Ashley-Michelle is a Kansas transplant to California’s North Bay area. From an early age, she developed a keen interest in social activism, particularly where women’s rights are concerned, ultimately choosing a career in journalism and law to establish change in the world. Her articles have appeared in The Kansas City Star, Feministing, and Crooks & Liars, but she cultivated her voice as a feminist commenter through the now-defunct GlobalShift. A survivor of sexual violence, Ashley-Michelle is a vocal anti-rape activist. She has worked as an organizer for Take Back the Night, and served as the keynote speaker at Emporia State University in 2007. She has also assisted in moderating AfterSilence, a message board dedicated to providing survivors with a virtual support network. She has also volunteered with the Rape, Abuse, and Incest National Network’s Speakers Bureau, raising awareness and telling her story across college campuses. Ashley-Michelle’s has been in recovery from an eating disorder since 2008. She is married with a step-son and daughter, Persephone. She has added breastfeeding activism to her collection of interests.
Maddie is a former freelance writer, currently holding the position of Community Manager at HubPages, a popular writing site. As an eating disorder and sexual assault survivor, she brings together personal experience and diligent research to address issues that face women of all ages. When she’s not writing or managing communities, Maddie enjoys gardening, cooking, and women’s flat track roller derby. She lives with her life partner and rescued dog in Oakland, California.
Maria is a junior at Fordham University’s College at Lincoln Center, where she is majoring in Spanish Language and Literature with a minor in History. Over the summer, Maria works at a day camp as a counselor in the junior camp division, where she hopes to inspire confidence and curiosity in the youngest campers. She aspires to put her eight years of experience with kids to good use by working in educational media someday. When she isn’t studying, Maria sings in Fordham’s University Choir, and last spring she performed in Fordham’s production of the Vagina Monologues. She can usually be found eating a bagel or watching videos of baby animals. Follow her on Twitter @MariaRJH.
Caryn recently graduated with an M.S. in Narrative Medicine from Columbia University in the City of New York, where she studied clinician-patient relationships and the intersection of medicine, healthcare, and technology in modern-day patient care.
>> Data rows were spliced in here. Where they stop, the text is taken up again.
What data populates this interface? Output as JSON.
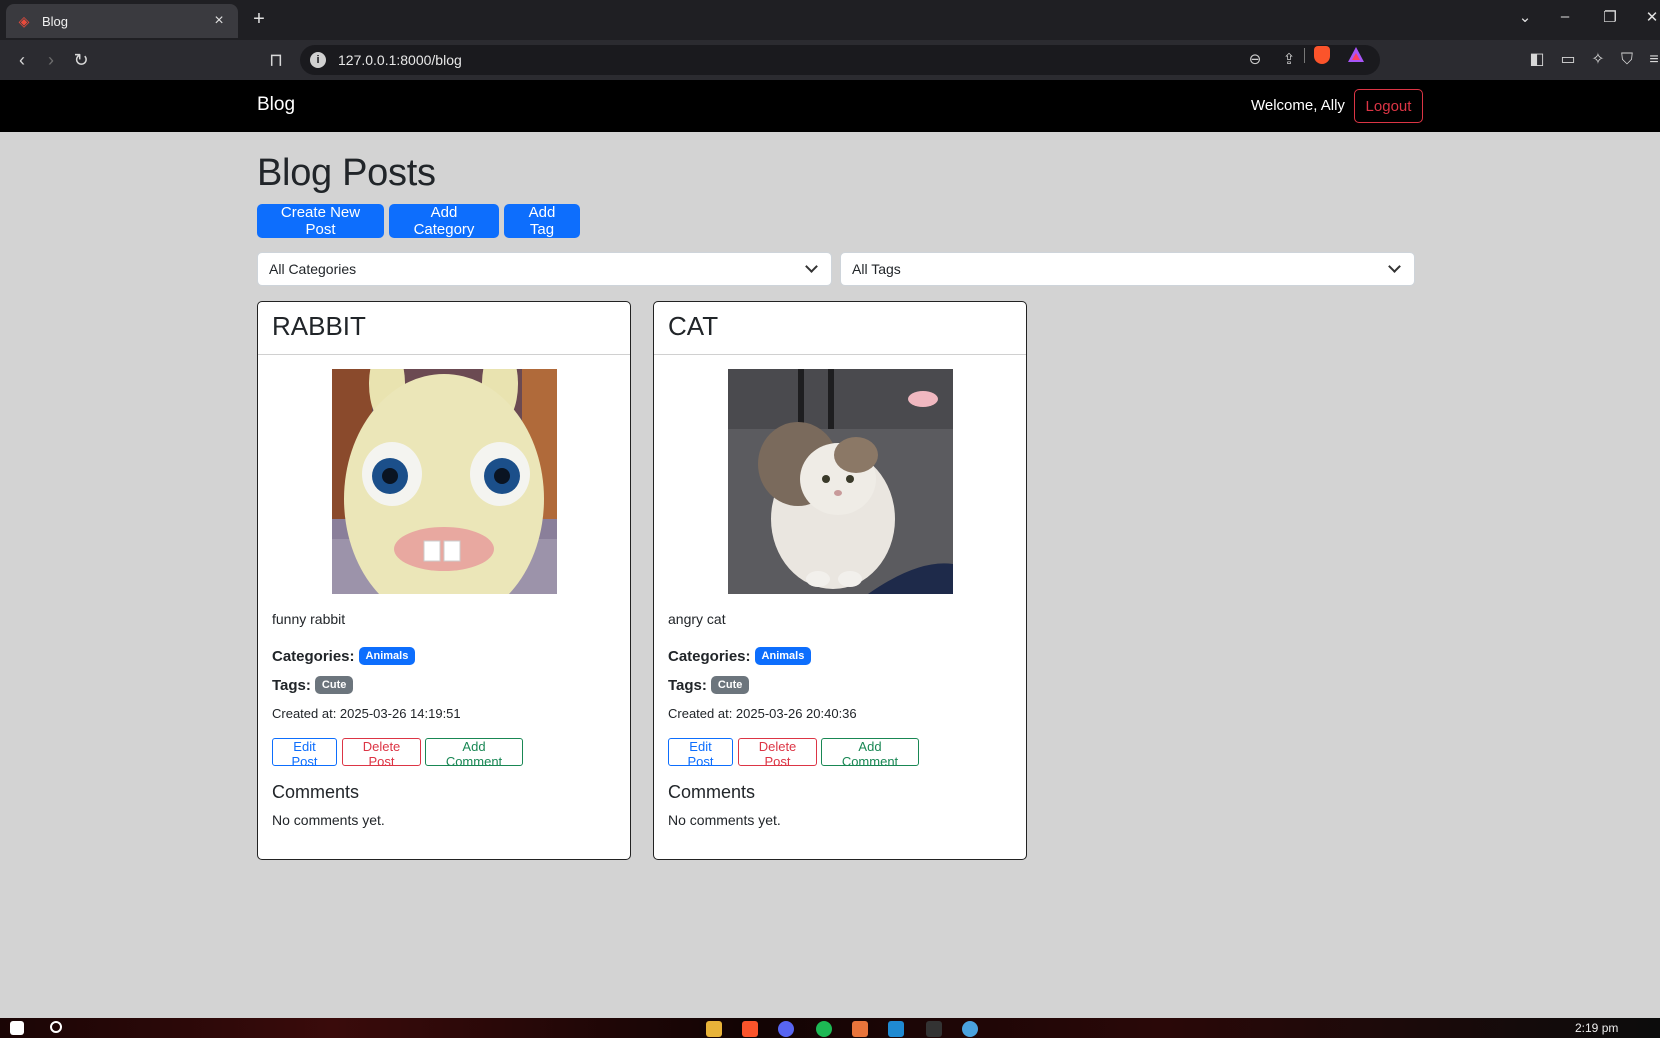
{
  "browser": {
    "tab_title": "Blog",
    "tab_close": "×",
    "new_tab": "+",
    "url": "127.0.0.1:8000/blog",
    "icons": [
      "back-icon",
      "forward-icon",
      "reload-icon",
      "bookmark-icon",
      "site-info-icon",
      "zoom-icon",
      "share-icon",
      "brave-shields-icon",
      "brave-rewards-icon",
      "sidebar-icon",
      "wallet-icon",
      "leo-ai-icon",
      "vpn-icon",
      "menu-icon"
    ]
  },
  "navbar": {
    "brand": "Blog",
    "welcome": "Welcome, Ally",
    "logout": "Logout"
  },
  "page": {
    "title": "Blog Posts",
    "buttons": {
      "create_post": "Create New Post",
      "add_category": "Add Category",
      "add_tag": "Add Tag"
    },
    "filters": {
      "categories": "All Categories",
      "tags": "All Tags"
    }
  },
  "posts": [
    {
      "title": "RABBIT",
      "description": "funny rabbit",
      "categories_label": "Categories:",
      "category": "Animals",
      "tags_label": "Tags:",
      "tag": "Cute",
      "created": "Created at: 2025-03-26 14:19:51",
      "edit": "Edit Post",
      "delete": "Delete Post",
      "comment": "Add Comment",
      "comments_title": "Comments",
      "comments_empty": "No comments yet."
    },
    {
      "title": "CAT",
      "description": "angry cat",
      "categories_label": "Categories:",
      "category": "Animals",
      "tags_label": "Tags:",
      "tag": "Cute",
      "created": "Created at: 2025-03-26 20:40:36",
      "edit": "Edit Post",
      "delete": "Delete Post",
      "comment": "Add Comment",
      "comments_title": "Comments",
      "comments_empty": "No comments yet."
    }
  ],
  "taskbar": {
    "clock": "2:19 pm"
  },
  "colors": {
    "primary": "#0d6efd",
    "danger": "#dc3545",
    "success": "#198754",
    "secondary": "#6c757d",
    "page_bg": "#d3d3d3"
  }
}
Though she had never called herself a “writer” before, through the extensive writing component of the program Caryn realized that she definitely had things to say and she wanted her voice to be heard—especially in the social justice arena. Caryn graduated from Washington University in St. Louis in 2013 with an A.B. in Anthropology and a minor in Russian Language and Literature. She is currently working towards applying for PhD Clinical Psychology programs. In her spare time, Caryn can be found doing the following: impersonating her parents, balancing in side-crow, lounging in her bathrobe, and spending time with her friends. Follow her on Twitter @carynkseniya.
After recovering from an eating disorder, Tasha found inspiration through feminism and the body positivity movement. When she isn’t writing about female empowerment and social justice issues, she enjoys reading, baking, penning a novel, and spending time with her two children. Read more from Tasha on her blog, Feminine Feministe.